See here and here for some background. I can’t see the Senate accepting this bill in place of the one it passed, a House version of which is in the House Urban Affairs Committee, whose Chair, Rep. Carol Alvarado, says there’s no need for it now that HB7 has been passed. The remaining options are a conference committee, in which we get to see which chamber caves to the other, and letting the matter drop. Good luck with that, Dan Patrick.

By the way, if you want to get a feel for how ridiculous that Senate bill and the whole idea of a glorious fight against socialistic tree ordinances are, here’s a little story to illustrate:

On Wednesday, during floor debate over SB 14, [bill author Sen. Bob] Hall answered a Democratic senator’s half-serious question about why he hated trees by saying, “I love trees … I also love liberty.” Hall has lived in Texas less than a decade and is perhaps best remembered as the guy who claimed that “Satan” had a “stranglehold” on his GOP opponent, former Senator Bob Deuell. In Hall’s statement of intent on SB 14, he played constitutional scholar, claiming that “private property rights are foundational to all other rights of a free people” and that “ownership gives an individual the right to enjoy and develop the property as they see fit.” Therefore, placing any restrictions on when a property owner can prune or remove a tree “thwarts the right to the use of the property.”

This absolutist formulation, which in casual speech is reduced to “I luv liberty,” would seem to disallow virtually any restrictions on what property owners can do to their property. What exception is possibly allowed here?

Well, plenty, if you’re a Republican who has very special trees in her district that must be protected from personal liberty. It was a minor moment on the floor on Wednesday, but it was a telling one: Senator Lois Kolkhorst, she of bathroom bill fame, got assurance from Hall that his bill wouldn’t touch Section 240.909 of the Texas Local Government Code, a statute that “applies only to a county with a population of 50,000 or less that borders the Gulf of Mexico and in which is located at least one state park and one national wildlife refuge.” That’s Lege-speak for Aransas County, whose beautiful and iconic windswept oak trees you may have seen if you’ve ever vacationed in Rockport.
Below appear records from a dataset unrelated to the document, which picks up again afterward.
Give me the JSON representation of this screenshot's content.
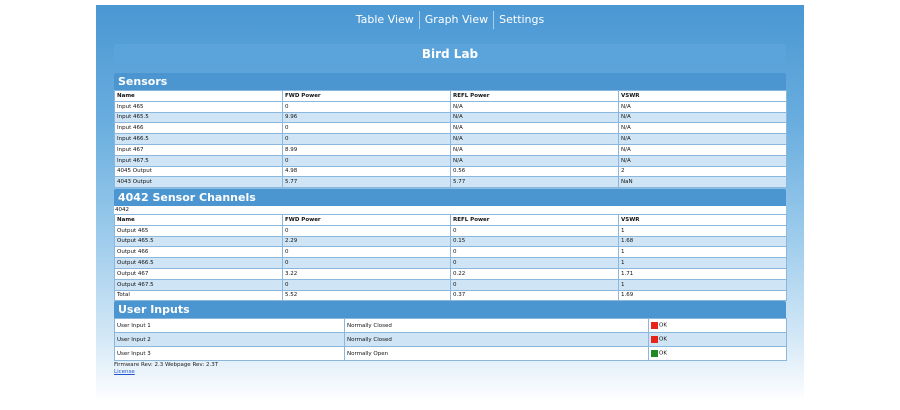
{
  "nav": {
    "items": [
      "Table View",
      "Graph View",
      "Settings"
    ]
  },
  "title": "Bird Lab",
  "sensors": {
    "header": "Sensors",
    "columns": [
      "Name",
      "FWD Power",
      "REFL Power",
      "VSWR"
    ],
    "rows": [
      [
        "Input 465",
        "0",
        "N/A",
        "N/A"
      ],
      [
        "Input 465.5",
        "9.96",
        "N/A",
        "N/A"
      ],
      [
        "Input 466",
        "0",
        "N/A",
        "N/A"
      ],
      [
        "Input 466.5",
        "0",
        "N/A",
        "N/A"
      ],
      [
        "Input 467",
        "8.99",
        "N/A",
        "N/A"
      ],
      [
        "Input 467.5",
        "0",
        "N/A",
        "N/A"
      ],
      [
        "4045 Output",
        "4.98",
        "0.56",
        "2"
      ],
      [
        "4043 Output",
        "5.77",
        "5.77",
        "NaN"
      ]
    ]
  },
  "channels": {
    "header": "4042 Sensor Channels",
    "sublabel": "4042",
    "columns": [
      "Name",
      "FWD Power",
      "REFL Power",
      "VSWR"
    ],
    "rows": [
      [
        "Output 465",
        "0",
        "0",
        "1"
      ],
      [
        "Output 465.5",
        "2.29",
        "0.15",
        "1.68"
      ],
      [
        "Output 466",
        "0",
        "0",
        "1"
      ],
      [
        "Output 466.5",
        "0",
        "0",
        "1"
      ],
      [
        "Output 467",
        "3.22",
        "0.22",
        "1.71"
      ],
      [
        "Output 467.5",
        "0",
        "0",
        "1"
      ],
      [
        "Total",
        "5.52",
        "0.37",
        "1.69"
      ]
    ]
  },
  "user_inputs": {
    "header": "User Inputs",
    "rows": [
      {
        "name": "User Input 1",
        "mode": "Normally Closed",
        "status": "OK",
        "color": "#e8231b"
      },
      {
        "name": "User Input 2",
        "mode": "Normally Closed",
        "status": "OK",
        "color": "#e8231b"
      },
      {
        "name": "User Input 3",
        "mode": "Normally Open",
        "status": "OK",
        "color": "#1f8a23"
      }
    ]
  },
  "footer": {
    "revision": "Firmware Rev: 2.3 Webpage Rev: 2.3T",
    "license_link": "License"
  }
}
In 2009, Representative Geanie Morrison and Kolkhorst’s predecessor, Glenn Hegar, passed a bill allowing the Aransas County Commissioners Court to “prohibit or restrict the clear-cutting of live oak trees in the unincorporated area of the county.” It seems some unscrupulous people were clear-cutting the oak trees, upsetting the locals, diminishing property values and harming the tourist economy. Something had to be done: Personal liberties were chainsawing the shared values of the community.

Hall assured Kolkhorst that his bill wouldn’t touch Aransas County, an apparent exception to Liberty’s purchase on the other 253 counties in the state that he didn’t bother to explain. But when Senator Jose Menendez, a San Antonio Democrat, asked if an exception could be made for San Antonio’s ordinance, which he said helps keep the air clean, Hall balked.

And thus, the important Constitutional principle of “my trees are better than yours” is upheld. God bless Texas, y’all.